» SOURCE DATA
■ ■ ■ ■ ■ ■ ■

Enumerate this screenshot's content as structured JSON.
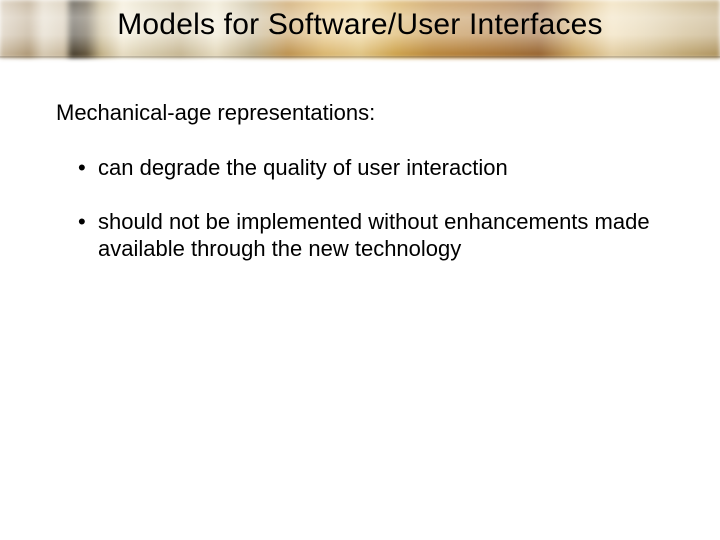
{
  "title": "Models for Software/User Interfaces",
  "subhead": "Mechanical-age representations:",
  "bullets": [
    "can degrade the quality of user interaction",
    "should not be implemented without enhancements made available through the new technology"
  ]
}
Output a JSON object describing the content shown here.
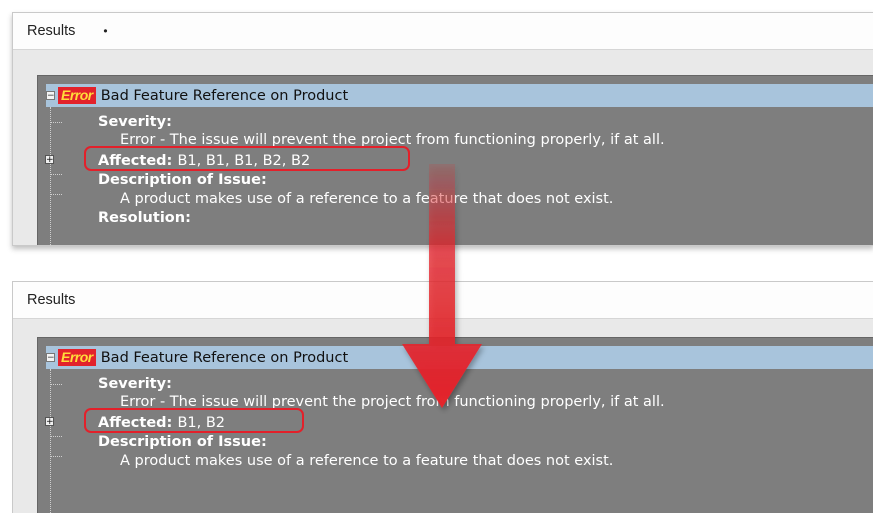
{
  "top_panel": {
    "header_title": "Results",
    "header_dot": "•",
    "issue": {
      "badge": "Error",
      "title": "Bad Feature Reference on Product",
      "severity_label": "Severity:",
      "severity_value": "Error - The issue will prevent the project from functioning properly, if at all.",
      "affected_label": "Affected:",
      "affected_value": "B1, B1, B1, B2, B2",
      "description_label": "Description of Issue:",
      "description_value": "A product makes use of a reference to a feature that does not exist.",
      "resolution_label": "Resolution:"
    }
  },
  "bottom_panel": {
    "header_title": "Results",
    "issue": {
      "badge": "Error",
      "title": "Bad Feature Reference on Product",
      "severity_label": "Severity:",
      "severity_value": "Error - The issue will prevent the project from functioning properly, if at all.",
      "affected_label": "Affected:",
      "affected_value": "B1, B2",
      "description_label": "Description of Issue:",
      "description_value": "A product makes use of a reference to a feature that does not exist."
    }
  },
  "colors": {
    "badge_bg": "#e2222b",
    "badge_text": "#ffdc3a",
    "selection_bg": "#a8c4dc",
    "tree_bg": "#7e7e7e",
    "highlight": "#e3202a"
  }
}
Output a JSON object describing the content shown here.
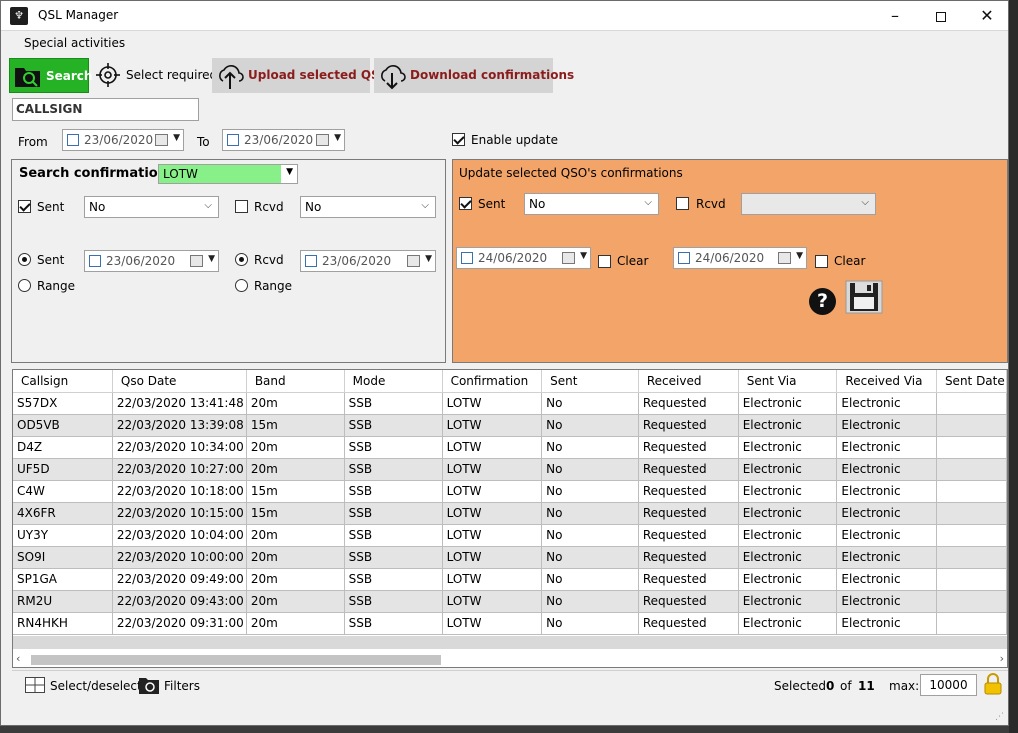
{
  "window": {
    "title": "QSL Manager"
  },
  "menu": {
    "items": [
      "Special activities"
    ]
  },
  "toolbar": {
    "search": "Search",
    "select_required": "Select required",
    "upload": "Upload selected QSO",
    "download": "Download confirmations"
  },
  "callsign": {
    "placeholder": "CALLSIGN"
  },
  "date_range": {
    "from_label": "From",
    "from_value": "23/06/2020",
    "to_label": "To",
    "to_value": "23/06/2020",
    "enable_update_label": "Enable update"
  },
  "search_panel": {
    "title": "Search confirmation",
    "type_value": "LOTW",
    "sent_label": "Sent",
    "sent_value": "No",
    "rcvd_label": "Rcvd",
    "rcvd_value": "No",
    "sent_radio_label": "Sent",
    "sent_date": "23/06/2020",
    "rcvd_radio_label": "Rcvd",
    "rcvd_date": "23/06/2020",
    "range_label_1": "Range",
    "range_label_2": "Range"
  },
  "update_panel": {
    "title": "Update selected QSO's confirmations",
    "sent_label": "Sent",
    "sent_value": "No",
    "rcvd_label": "Rcvd",
    "rcvd_value": "",
    "date1": "24/06/2020",
    "clear1": "Clear",
    "date2": "24/06/2020",
    "clear2": "Clear"
  },
  "grid": {
    "columns": [
      "Callsign",
      "Qso Date",
      "Band",
      "Mode",
      "Confirmation",
      "Sent",
      "Received",
      "Sent Via",
      "Received Via",
      "Sent Date"
    ],
    "rows": [
      [
        "S57DX",
        "22/03/2020 13:41:48",
        "20m",
        "SSB",
        "LOTW",
        "No",
        "Requested",
        "Electronic",
        "Electronic",
        ""
      ],
      [
        "OD5VB",
        "22/03/2020 13:39:08",
        "15m",
        "SSB",
        "LOTW",
        "No",
        "Requested",
        "Electronic",
        "Electronic",
        ""
      ],
      [
        "D4Z",
        "22/03/2020 10:34:00",
        "20m",
        "SSB",
        "LOTW",
        "No",
        "Requested",
        "Electronic",
        "Electronic",
        ""
      ],
      [
        "UF5D",
        "22/03/2020 10:27:00",
        "20m",
        "SSB",
        "LOTW",
        "No",
        "Requested",
        "Electronic",
        "Electronic",
        ""
      ],
      [
        "C4W",
        "22/03/2020 10:18:00",
        "15m",
        "SSB",
        "LOTW",
        "No",
        "Requested",
        "Electronic",
        "Electronic",
        ""
      ],
      [
        "4X6FR",
        "22/03/2020 10:15:00",
        "15m",
        "SSB",
        "LOTW",
        "No",
        "Requested",
        "Electronic",
        "Electronic",
        ""
      ],
      [
        "UY3Y",
        "22/03/2020 10:04:00",
        "20m",
        "SSB",
        "LOTW",
        "No",
        "Requested",
        "Electronic",
        "Electronic",
        ""
      ],
      [
        "SO9I",
        "22/03/2020 10:00:00",
        "20m",
        "SSB",
        "LOTW",
        "No",
        "Requested",
        "Electronic",
        "Electronic",
        ""
      ],
      [
        "SP1GA",
        "22/03/2020 09:49:00",
        "20m",
        "SSB",
        "LOTW",
        "No",
        "Requested",
        "Electronic",
        "Electronic",
        ""
      ],
      [
        "RM2U",
        "22/03/2020 09:43:00",
        "20m",
        "SSB",
        "LOTW",
        "No",
        "Requested",
        "Electronic",
        "Electronic",
        ""
      ],
      [
        "RN4HKH",
        "22/03/2020 09:31:00",
        "20m",
        "SSB",
        "LOTW",
        "No",
        "Requested",
        "Electronic",
        "Electronic",
        ""
      ]
    ]
  },
  "status": {
    "select_deselect": "Select/deselect",
    "filters": "Filters",
    "selected_label": "Selected",
    "selected_count": "0",
    "of_label": "of",
    "total": "11",
    "max_label": "max:",
    "max_value": "10000"
  },
  "colors": {
    "search_button": "#25b325",
    "update_panel": "#f3a469",
    "upload_text": "#8b1c1c",
    "lotw_highlight": "#88f088"
  }
}
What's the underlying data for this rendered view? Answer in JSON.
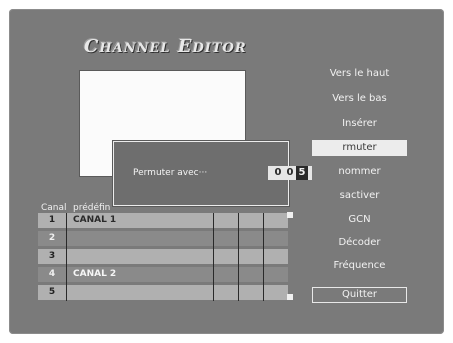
{
  "title": "Channel Editor",
  "menu": {
    "items": [
      {
        "label": "Vers le haut"
      },
      {
        "label": "Vers le bas"
      },
      {
        "label": "Insérer"
      },
      {
        "label": "rmuter"
      },
      {
        "label": "nommer"
      },
      {
        "label": "sactiver"
      },
      {
        "label": "GCN"
      },
      {
        "label": "Décoder"
      },
      {
        "label": "Fréquence"
      },
      {
        "label": "Quitter"
      }
    ]
  },
  "list": {
    "headers": {
      "canal": "Canal",
      "predefini": "prédéfin"
    },
    "rows": [
      {
        "num": "1",
        "name": "CANAL 1"
      },
      {
        "num": "2",
        "name": ""
      },
      {
        "num": "3",
        "name": ""
      },
      {
        "num": "4",
        "name": "CANAL 2"
      },
      {
        "num": "5",
        "name": ""
      }
    ]
  },
  "dialog": {
    "prompt": "Permuter avec···",
    "digits": [
      "0",
      "0",
      "5"
    ]
  }
}
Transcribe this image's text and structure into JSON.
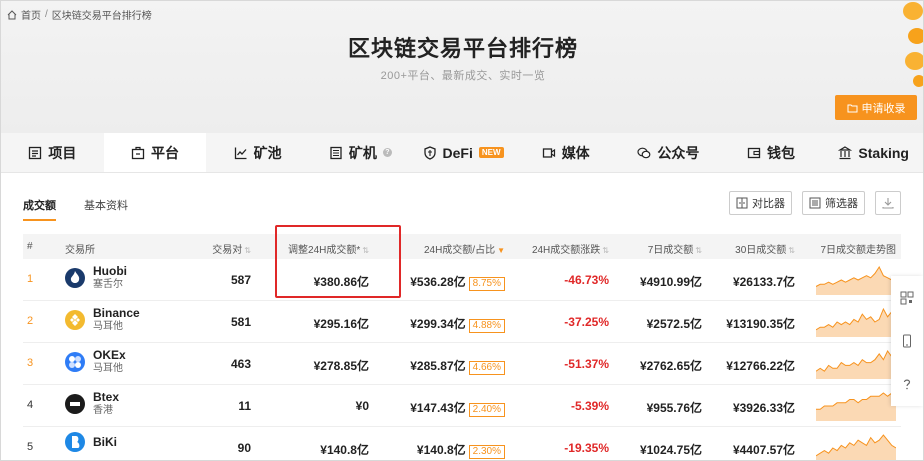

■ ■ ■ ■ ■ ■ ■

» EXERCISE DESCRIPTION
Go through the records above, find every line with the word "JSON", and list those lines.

» RESPONSE AREA
Enumerate this screenshot's content as structured JSON.
Output a JSON object describing the content shown here.
Output a JSON object describing the content shown here.
What's the underlying data for this rendered view? Answer in JSON.
Transcribe this image's text and structure into JSON.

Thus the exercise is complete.